Still, this odd fictional volume, standing by the voluminous epics of Glastonbury and its less-heralded successor Owen Glendower which I've ordered and half keep asking myself why, poses a nagging question that left-libertarians, cranks such as JCP, and misfits like me keep pursuing. Why are some of us born discontented by the system we labor for and live under? Given many of this contingent are soft intellectuals like me rather than hardy folk of the soil like I presume my drizzly Connacht kin, what realistic chance do we have of proclaiming any self-sufficiency when surrounded as JCP was not, of his privileged choosing, once he claimed to inherit his Welsh corner and make himself its returned ruler? I suppose this "lordship" was not entirely in jest. We all bear our own inconsistencies.
Therefore, I will press on. After all, Powys' notion however unverifiable of an "ichthyosaurus-brain" recoverable by concentration as a proto-Jungian mind-memory, a collective guide and individual vision, appeals to me in a VR-sort of literary way (not sure about a real one). Lawrence Millman in The Atlantic admits: "One doesn't read Powys so much as enlist in him." Of Porius (and he wrote in 2000): "it is, I think, Powys's masterpiece. It calls to mind novels as diverse as One Hundred Years of Solitude, Finnegans Wake, and Alice in Wonderland. At times it reads like an extended study of what Powys called 'the three incomprehensibles': sex, religion, and nature. At other times it reads like a magical mystery extravaganza." That promise will keep me plodding along, as Millman in his Arctic.

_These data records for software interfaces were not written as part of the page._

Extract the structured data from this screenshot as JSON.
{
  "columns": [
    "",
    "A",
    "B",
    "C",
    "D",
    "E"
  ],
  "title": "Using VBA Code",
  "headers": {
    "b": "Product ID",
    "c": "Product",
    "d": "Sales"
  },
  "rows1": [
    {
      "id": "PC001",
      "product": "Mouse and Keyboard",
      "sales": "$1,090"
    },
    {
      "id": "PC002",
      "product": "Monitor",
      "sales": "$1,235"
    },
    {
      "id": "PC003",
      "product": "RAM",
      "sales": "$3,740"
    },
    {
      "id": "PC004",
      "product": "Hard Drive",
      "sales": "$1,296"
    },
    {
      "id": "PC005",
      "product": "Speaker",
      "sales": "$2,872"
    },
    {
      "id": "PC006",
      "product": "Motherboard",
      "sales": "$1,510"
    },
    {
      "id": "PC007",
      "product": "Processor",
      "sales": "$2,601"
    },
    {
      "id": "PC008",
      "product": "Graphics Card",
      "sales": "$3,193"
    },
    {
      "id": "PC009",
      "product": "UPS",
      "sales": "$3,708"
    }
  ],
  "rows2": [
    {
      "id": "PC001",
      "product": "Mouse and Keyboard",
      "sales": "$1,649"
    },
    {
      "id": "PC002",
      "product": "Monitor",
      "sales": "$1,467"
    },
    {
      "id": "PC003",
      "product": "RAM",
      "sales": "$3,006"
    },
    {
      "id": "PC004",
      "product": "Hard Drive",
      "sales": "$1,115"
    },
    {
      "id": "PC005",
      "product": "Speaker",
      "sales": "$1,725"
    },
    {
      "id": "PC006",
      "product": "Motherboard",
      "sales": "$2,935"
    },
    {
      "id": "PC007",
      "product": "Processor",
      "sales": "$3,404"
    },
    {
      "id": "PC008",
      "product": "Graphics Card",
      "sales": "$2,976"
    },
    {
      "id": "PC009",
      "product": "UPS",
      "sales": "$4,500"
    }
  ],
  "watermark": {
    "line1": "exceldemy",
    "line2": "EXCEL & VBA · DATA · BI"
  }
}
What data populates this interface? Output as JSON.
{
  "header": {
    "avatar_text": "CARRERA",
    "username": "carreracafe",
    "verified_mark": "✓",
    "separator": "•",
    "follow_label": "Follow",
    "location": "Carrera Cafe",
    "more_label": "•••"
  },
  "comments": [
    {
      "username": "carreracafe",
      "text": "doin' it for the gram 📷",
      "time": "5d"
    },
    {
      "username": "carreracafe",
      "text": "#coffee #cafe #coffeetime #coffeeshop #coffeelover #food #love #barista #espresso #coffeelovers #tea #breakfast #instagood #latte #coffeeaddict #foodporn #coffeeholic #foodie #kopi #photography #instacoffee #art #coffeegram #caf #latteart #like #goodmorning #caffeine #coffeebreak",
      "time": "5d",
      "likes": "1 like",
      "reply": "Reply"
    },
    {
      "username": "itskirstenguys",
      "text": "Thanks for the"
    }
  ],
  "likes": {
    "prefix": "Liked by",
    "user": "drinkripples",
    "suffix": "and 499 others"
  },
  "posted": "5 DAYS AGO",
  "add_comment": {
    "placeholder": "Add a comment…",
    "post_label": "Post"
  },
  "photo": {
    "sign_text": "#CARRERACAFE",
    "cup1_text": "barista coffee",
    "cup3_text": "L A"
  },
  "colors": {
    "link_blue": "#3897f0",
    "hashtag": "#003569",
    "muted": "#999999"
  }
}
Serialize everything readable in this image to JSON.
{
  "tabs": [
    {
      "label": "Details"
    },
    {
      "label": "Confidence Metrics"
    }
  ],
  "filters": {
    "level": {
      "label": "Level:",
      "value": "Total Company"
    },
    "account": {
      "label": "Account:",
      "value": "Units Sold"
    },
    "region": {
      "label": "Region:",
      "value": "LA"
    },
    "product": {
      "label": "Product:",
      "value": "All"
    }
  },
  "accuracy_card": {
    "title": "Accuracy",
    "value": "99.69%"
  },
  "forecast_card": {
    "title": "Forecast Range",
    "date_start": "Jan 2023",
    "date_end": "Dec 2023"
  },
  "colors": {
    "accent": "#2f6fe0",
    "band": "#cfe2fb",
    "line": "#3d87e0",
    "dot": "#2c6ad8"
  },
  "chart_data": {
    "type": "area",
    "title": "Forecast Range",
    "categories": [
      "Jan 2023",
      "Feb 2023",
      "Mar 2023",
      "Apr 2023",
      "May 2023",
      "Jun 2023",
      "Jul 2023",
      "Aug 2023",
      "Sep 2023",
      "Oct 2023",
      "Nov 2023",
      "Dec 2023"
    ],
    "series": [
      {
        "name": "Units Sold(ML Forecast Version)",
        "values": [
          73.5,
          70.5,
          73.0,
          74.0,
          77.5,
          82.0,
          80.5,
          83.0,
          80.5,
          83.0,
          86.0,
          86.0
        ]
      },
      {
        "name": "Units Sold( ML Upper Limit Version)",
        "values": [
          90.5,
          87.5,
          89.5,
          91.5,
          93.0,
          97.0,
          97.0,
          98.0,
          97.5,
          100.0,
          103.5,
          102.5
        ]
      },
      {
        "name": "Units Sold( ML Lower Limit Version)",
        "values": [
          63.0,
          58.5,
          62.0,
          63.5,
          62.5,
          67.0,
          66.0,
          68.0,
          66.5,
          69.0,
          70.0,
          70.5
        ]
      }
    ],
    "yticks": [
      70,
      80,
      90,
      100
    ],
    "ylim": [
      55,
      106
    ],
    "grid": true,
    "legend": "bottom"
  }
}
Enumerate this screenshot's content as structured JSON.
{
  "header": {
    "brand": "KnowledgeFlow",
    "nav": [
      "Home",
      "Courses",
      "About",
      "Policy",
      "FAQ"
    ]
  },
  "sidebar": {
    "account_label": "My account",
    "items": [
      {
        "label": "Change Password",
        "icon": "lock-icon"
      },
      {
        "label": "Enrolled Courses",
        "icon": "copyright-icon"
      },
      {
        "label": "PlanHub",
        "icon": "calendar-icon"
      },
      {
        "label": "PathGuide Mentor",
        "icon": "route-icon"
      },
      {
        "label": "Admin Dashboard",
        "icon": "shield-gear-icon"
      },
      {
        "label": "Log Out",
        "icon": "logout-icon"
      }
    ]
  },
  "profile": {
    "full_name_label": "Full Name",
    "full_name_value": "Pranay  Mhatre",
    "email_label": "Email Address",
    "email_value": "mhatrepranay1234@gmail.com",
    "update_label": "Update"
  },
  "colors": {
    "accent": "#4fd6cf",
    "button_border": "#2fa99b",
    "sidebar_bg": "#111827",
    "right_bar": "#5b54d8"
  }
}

P.S. Amber Paulen blogged back in '08 about this novel: "It gives me great pleasure not to be finished yet." I wonder how long it took her? Andrea Thompson, in for her a mercifully allotted "briefly noted" slot in The New Yorker, reminds us that over five hundred pages were cut from the original, restored in this 2007 edition. (He preferred little editing, and less as he aged, which can bedevil the most patient of his cult following.) Margaret Drabble (whose surname JCP could have used) begins her review in The Guardian: "The realm of John Cowper Powys is dangerous. The reader may wander for years in this parallel universe, entrapped and bewitched, and never reach its end. There is always another book to discover, another work to reread. Like Tolkien, Powys has invented another country, densely peopled, thickly forested, mountainous, erudite, strangely self-sufficient. This country is less visited than Tolkien's, but it is as compelling, and it has more air." In an undated online entry of what I assume is the original text, Kirkus Reviews sums it up: "Among those who enjoyed the author's previous novels in this historical sequence, there may be some who will find themselves at home in the midst of the tangled beliefs and superstitions of the Persians, the Romans, the Greeks, and the Druids with which these early Welshmen spiced their Christianity. But others will find the obscurities of both diction and dogma almost impenetrable." For the willing bold few, seek ye here .